[Raw data Boundary: Start]

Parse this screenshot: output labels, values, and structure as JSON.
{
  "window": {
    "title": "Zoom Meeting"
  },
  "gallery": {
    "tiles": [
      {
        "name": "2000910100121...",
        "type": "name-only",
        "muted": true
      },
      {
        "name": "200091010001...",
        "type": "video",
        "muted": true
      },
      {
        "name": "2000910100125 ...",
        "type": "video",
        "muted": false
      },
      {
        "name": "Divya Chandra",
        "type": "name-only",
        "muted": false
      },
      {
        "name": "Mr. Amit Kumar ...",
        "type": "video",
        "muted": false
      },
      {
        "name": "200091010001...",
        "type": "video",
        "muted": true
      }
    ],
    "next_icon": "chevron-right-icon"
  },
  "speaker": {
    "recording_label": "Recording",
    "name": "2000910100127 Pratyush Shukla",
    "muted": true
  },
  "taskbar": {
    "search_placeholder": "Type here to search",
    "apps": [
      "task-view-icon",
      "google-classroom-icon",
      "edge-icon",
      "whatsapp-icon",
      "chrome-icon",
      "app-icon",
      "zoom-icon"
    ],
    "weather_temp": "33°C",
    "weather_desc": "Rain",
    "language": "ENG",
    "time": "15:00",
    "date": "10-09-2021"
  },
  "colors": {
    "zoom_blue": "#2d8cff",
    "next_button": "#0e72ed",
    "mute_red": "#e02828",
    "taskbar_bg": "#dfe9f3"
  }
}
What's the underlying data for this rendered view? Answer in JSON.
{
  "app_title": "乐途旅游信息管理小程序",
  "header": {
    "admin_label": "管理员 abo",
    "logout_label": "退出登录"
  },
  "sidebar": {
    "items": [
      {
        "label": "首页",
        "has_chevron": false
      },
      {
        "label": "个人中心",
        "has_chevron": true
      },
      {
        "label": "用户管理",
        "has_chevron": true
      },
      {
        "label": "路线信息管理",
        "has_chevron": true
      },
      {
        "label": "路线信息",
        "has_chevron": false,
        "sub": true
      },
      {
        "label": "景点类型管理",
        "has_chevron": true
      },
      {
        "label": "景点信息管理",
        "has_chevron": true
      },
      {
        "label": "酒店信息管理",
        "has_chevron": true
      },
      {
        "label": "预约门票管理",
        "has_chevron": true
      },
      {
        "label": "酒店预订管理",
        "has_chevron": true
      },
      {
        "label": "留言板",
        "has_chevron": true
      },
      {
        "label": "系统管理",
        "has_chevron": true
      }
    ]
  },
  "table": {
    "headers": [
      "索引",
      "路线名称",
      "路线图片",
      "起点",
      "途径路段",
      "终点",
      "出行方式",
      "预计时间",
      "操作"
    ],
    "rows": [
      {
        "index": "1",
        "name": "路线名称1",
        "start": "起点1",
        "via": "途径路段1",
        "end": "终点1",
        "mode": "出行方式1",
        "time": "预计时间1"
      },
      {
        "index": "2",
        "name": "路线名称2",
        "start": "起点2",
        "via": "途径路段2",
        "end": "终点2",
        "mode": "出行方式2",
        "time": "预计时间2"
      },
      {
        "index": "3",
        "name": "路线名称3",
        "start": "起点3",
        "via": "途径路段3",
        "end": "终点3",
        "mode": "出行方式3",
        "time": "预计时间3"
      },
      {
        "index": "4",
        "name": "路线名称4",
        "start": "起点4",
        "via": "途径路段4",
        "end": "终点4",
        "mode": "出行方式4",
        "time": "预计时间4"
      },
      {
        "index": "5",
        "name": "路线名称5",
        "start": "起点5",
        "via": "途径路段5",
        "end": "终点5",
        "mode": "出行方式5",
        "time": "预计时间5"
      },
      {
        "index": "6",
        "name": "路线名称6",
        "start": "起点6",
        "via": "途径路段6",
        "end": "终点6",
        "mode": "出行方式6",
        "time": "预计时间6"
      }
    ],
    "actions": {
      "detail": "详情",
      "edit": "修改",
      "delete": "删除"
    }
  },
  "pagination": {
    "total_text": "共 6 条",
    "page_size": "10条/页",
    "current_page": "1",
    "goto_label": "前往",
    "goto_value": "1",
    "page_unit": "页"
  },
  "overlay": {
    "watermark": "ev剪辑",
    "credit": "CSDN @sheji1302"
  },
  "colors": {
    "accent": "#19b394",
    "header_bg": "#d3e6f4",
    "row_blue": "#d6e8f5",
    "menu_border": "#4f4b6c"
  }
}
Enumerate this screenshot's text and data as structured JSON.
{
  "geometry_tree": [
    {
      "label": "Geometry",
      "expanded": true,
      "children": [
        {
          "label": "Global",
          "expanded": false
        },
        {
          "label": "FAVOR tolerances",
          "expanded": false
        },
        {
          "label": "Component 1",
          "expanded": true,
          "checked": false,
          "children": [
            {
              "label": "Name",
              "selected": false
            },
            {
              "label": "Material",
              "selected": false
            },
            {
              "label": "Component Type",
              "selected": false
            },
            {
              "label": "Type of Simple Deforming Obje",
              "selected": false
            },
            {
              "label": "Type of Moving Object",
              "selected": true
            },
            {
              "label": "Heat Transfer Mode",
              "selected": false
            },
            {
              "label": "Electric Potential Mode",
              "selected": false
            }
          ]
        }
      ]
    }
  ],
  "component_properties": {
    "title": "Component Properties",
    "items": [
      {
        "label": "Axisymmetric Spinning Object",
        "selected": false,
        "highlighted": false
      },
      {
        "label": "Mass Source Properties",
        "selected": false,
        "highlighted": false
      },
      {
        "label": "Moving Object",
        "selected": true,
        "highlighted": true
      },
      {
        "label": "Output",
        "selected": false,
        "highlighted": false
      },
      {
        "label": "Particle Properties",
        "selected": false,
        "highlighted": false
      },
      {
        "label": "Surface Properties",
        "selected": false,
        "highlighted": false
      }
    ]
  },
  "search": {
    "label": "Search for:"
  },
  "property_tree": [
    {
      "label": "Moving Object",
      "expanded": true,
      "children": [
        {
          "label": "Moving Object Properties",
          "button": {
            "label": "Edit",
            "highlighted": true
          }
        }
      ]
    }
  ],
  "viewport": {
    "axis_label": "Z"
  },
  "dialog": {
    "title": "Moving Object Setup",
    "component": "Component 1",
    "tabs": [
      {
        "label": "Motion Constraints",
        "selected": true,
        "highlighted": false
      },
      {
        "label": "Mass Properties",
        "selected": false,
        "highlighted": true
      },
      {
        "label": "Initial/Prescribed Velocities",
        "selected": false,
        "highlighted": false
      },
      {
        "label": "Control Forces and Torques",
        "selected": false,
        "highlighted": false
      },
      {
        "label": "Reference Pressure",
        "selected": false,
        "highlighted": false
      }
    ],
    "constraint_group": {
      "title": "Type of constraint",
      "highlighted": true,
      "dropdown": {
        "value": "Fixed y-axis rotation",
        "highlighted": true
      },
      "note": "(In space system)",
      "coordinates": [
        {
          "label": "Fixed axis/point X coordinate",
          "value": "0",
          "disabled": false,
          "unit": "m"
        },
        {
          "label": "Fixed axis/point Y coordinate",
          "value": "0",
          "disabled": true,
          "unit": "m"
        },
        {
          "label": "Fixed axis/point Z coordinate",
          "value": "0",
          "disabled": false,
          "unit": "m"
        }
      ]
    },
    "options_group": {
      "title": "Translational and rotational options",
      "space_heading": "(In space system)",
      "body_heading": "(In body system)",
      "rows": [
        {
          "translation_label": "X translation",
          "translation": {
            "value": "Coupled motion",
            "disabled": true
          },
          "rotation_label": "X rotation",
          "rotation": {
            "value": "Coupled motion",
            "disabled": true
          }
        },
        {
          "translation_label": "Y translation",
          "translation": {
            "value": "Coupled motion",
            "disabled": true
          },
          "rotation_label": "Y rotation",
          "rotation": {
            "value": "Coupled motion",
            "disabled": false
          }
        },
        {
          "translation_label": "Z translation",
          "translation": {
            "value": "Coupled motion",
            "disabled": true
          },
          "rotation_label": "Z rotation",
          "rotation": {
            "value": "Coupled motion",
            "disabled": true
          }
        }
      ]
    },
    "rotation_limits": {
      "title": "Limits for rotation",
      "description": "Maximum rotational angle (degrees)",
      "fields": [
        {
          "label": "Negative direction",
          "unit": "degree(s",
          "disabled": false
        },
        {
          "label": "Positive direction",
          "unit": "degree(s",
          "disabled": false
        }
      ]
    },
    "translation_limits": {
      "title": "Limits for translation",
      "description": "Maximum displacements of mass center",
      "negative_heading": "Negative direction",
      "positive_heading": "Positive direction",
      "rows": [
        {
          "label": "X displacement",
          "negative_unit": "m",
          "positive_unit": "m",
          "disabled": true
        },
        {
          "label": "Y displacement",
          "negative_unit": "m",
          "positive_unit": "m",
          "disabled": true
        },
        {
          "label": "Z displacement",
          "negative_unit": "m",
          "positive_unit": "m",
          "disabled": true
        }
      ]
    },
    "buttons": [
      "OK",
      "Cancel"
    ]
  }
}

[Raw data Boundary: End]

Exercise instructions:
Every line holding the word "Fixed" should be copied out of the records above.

Task response:
        "value": "Fixed y-axis rotation",
          "label": "Fixed axis/point X coordinate",
          "label": "Fixed axis/point Y coordinate",
          "label": "Fixed axis/point Z coordinate",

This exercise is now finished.